* **TASK PROMPT**
Set down every record below exactly as it stands, minus the pictures.

==============================

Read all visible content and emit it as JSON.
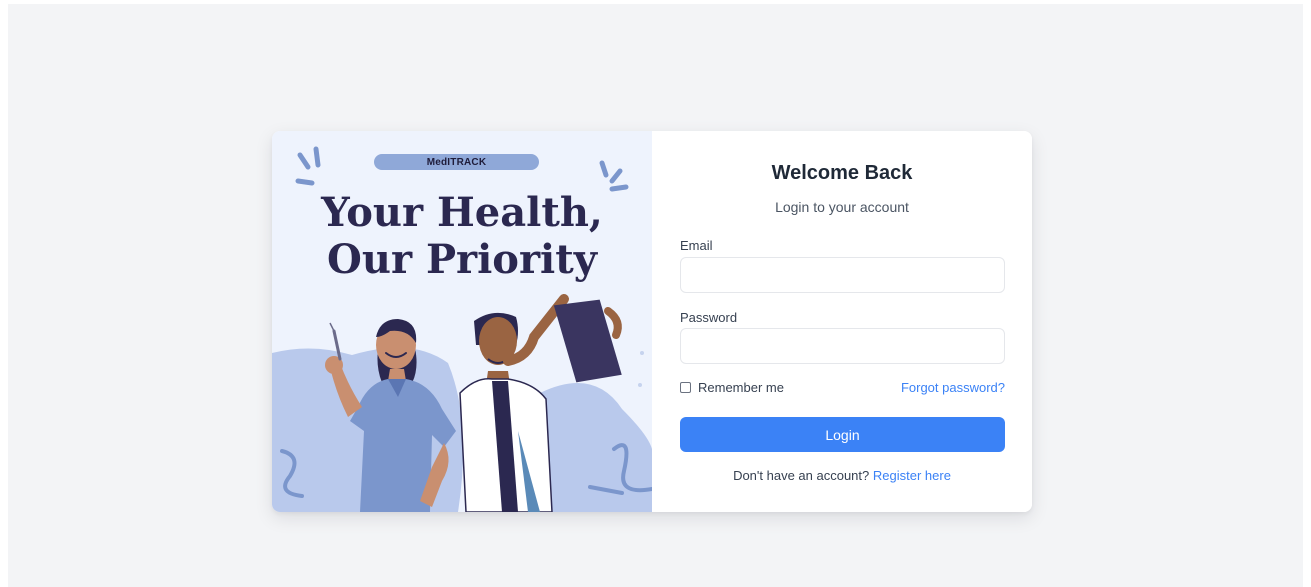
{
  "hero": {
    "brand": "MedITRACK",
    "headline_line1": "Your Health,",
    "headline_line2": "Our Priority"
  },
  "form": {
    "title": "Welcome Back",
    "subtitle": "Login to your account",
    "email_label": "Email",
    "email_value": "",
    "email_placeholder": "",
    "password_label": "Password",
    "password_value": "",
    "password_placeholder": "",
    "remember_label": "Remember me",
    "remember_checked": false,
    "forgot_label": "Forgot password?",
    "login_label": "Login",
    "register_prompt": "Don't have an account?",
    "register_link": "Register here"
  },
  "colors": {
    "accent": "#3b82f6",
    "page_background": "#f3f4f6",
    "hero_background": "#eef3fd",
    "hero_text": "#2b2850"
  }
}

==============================

* **WRITTEN REPLY**
Read all visible content and emit it as JSON.
{
  "hero": {
    "brand": "MedITRACK",
    "headline_line1": "Your Health,",
    "headline_line2": "Our Priority"
  },
  "form": {
    "title": "Welcome Back",
    "subtitle": "Login to your account",
    "email_label": "Email",
    "email_value": "",
    "email_placeholder": "",
    "password_label": "Password",
    "password_value": "",
    "password_placeholder": "",
    "remember_label": "Remember me",
    "remember_checked": false,
    "forgot_label": "Forgot password?",
    "login_label": "Login",
    "register_prompt": "Don't have an account?",
    "register_link": "Register here"
  },
  "colors": {
    "accent": "#3b82f6",
    "page_background": "#f3f4f6",
    "hero_background": "#eef3fd",
    "hero_text": "#2b2850"
  }
}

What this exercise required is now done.